The former business secretary said the way the decision to delay was handled was "clumsy", but it was right the situation should be reviewed.
Critics believe the Government has been stung by criticism of the amount of money French energy giant EDF will be paid for generating power from Hinkley - £92.50 per megawatt hour of electricity generated.
It is thought there are also security concerns about the role of the Chinese state - which has a one third share in the project - investing in critical infrastructure in the UK.
The claims came as the boss of EDF said he understands the Government wanting more time to consider plans for a new nuclear power station.
Vincent de Rivaz has written to workers in a bid to reassure them that the £18 billion Hinkley Point project is still "strong" despite the unexpected delay.
The company's board narrowly voted to give the final go-ahead for the long-delayed project but the Government pulled back from signing the contract saying it would make a decision in the early autumn.
Mr de Rivaz said: "The new Prime Minister has been in post for just 16 days. Her full Cabinet has been in post even fewer.
"We can understand their need to take a little time. We fully respect the Prime Minister's method."
The chief executive said his message was one of confidence and promised the project would deliver high-quality jobs across the country when it was finally built.
"The very good news is that we are ready. The board's decision means that when the Government is ready to go ahead, we are ready too."
Mr de Rivaz said he had met Business and Energy Secretary Greg Clark after the minister announced the Government would "consider carefully" all parts of the project before making a decision.
Mr de Rivaz's letter said: "In April, I asked the project team in Britain and France to 'stay mobilised - keep your motivation high. Remain the professionals you are, committed to the company'.
"We have never stopped the project and the teams kept working so that they could preserve the timetable. On the site we have continued to prepare and develop the site for the construction phase.

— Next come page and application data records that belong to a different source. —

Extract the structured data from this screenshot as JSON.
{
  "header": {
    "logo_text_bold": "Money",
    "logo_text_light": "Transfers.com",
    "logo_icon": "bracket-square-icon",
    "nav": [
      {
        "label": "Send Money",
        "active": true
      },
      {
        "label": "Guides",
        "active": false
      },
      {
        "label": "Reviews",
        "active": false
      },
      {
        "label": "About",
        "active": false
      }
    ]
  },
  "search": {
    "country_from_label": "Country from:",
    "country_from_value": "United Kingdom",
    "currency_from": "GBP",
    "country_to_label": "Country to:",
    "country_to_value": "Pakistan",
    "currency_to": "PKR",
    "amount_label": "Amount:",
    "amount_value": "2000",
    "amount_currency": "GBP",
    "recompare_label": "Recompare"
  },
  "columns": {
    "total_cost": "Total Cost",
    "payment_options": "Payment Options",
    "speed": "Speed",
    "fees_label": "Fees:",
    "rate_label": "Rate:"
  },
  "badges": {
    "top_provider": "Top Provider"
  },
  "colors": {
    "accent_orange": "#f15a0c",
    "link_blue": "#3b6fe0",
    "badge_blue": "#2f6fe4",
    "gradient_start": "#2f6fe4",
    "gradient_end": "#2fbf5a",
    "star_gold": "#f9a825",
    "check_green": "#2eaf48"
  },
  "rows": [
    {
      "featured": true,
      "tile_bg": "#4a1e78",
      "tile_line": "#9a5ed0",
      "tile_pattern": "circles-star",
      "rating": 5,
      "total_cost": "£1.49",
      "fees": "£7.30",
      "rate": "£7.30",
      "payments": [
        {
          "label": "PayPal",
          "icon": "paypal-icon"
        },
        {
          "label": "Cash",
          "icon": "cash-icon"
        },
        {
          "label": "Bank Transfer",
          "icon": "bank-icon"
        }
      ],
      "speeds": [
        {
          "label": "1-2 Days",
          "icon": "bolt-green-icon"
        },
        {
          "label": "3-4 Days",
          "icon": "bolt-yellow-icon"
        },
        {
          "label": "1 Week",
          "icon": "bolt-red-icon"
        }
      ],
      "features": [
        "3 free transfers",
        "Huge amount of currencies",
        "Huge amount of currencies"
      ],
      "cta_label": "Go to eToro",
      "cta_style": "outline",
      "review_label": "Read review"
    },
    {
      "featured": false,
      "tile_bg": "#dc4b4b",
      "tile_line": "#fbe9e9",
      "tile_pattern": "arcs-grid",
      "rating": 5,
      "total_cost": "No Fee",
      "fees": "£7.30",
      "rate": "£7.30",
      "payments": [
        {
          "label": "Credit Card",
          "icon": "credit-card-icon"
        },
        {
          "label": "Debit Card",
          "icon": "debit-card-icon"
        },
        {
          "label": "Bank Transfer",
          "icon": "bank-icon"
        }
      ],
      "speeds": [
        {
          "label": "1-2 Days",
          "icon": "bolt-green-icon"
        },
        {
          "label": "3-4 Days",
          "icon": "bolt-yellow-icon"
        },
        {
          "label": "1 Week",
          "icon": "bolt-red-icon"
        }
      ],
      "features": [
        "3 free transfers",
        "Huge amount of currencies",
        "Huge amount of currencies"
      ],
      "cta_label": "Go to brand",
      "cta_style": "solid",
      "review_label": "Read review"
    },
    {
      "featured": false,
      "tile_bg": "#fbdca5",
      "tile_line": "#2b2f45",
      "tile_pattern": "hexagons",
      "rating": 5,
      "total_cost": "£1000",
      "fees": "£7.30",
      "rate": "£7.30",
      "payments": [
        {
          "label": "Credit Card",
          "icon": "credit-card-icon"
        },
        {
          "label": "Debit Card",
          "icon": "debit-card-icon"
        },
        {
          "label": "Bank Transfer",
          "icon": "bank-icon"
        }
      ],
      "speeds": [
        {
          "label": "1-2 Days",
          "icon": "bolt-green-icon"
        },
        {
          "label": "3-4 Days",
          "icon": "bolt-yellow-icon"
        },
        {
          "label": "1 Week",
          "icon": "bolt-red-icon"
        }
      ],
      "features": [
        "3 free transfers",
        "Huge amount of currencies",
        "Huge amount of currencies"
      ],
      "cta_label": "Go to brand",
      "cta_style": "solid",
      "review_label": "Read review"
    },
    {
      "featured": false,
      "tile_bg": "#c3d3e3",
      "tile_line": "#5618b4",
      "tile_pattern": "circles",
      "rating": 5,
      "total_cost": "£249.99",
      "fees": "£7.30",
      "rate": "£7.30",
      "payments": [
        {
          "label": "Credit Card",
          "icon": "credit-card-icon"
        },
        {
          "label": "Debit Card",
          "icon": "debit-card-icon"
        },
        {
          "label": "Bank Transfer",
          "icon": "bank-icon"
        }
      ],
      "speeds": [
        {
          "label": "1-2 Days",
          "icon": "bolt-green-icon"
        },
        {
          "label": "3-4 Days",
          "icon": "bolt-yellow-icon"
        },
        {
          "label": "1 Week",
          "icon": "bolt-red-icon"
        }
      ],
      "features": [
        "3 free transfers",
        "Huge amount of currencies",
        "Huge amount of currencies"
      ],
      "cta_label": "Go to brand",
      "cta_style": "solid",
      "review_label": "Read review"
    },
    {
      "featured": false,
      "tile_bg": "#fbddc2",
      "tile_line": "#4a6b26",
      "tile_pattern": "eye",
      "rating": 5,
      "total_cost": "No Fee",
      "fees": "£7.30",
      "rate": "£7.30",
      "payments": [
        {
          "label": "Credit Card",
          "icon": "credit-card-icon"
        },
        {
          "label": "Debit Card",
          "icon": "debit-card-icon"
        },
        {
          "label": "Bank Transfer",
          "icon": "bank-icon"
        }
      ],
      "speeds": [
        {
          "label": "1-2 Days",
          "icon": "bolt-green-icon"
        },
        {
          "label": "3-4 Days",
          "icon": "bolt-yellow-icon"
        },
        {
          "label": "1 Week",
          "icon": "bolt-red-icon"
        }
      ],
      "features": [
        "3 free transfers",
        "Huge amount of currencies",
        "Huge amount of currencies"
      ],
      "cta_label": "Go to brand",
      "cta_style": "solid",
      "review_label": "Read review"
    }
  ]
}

"My message today is one of continuity and confidence. The EDF board's decision is a huge achievement and one we should be proud of. Our journey is a long one and there is a further stage. Our job now is to maintain the courage, patience and dedication that have served us so well."
Unions have warned that jobs are at risk, though Government sources insisted the delay had been agreed with the French.
Jason Millett, chief operating officer for major programmes and infrastructure at Mace, a major contractor at Hinkley Point, said the decision to delay had left people "bewildered".
"I think a lot of people were surprised, and probably a little bit bewildered as well," he told the Today programme.
Mr Millett said he was now a bit nervous but expected the Government to go ahead with the deal.
"We are a little bit nervous. You have to remember in the business we do, projects do have ups and downs and there are hurdles. We thought the EDF board decision would be the last hurdle, this is a new hurdle that's been introduced," he said.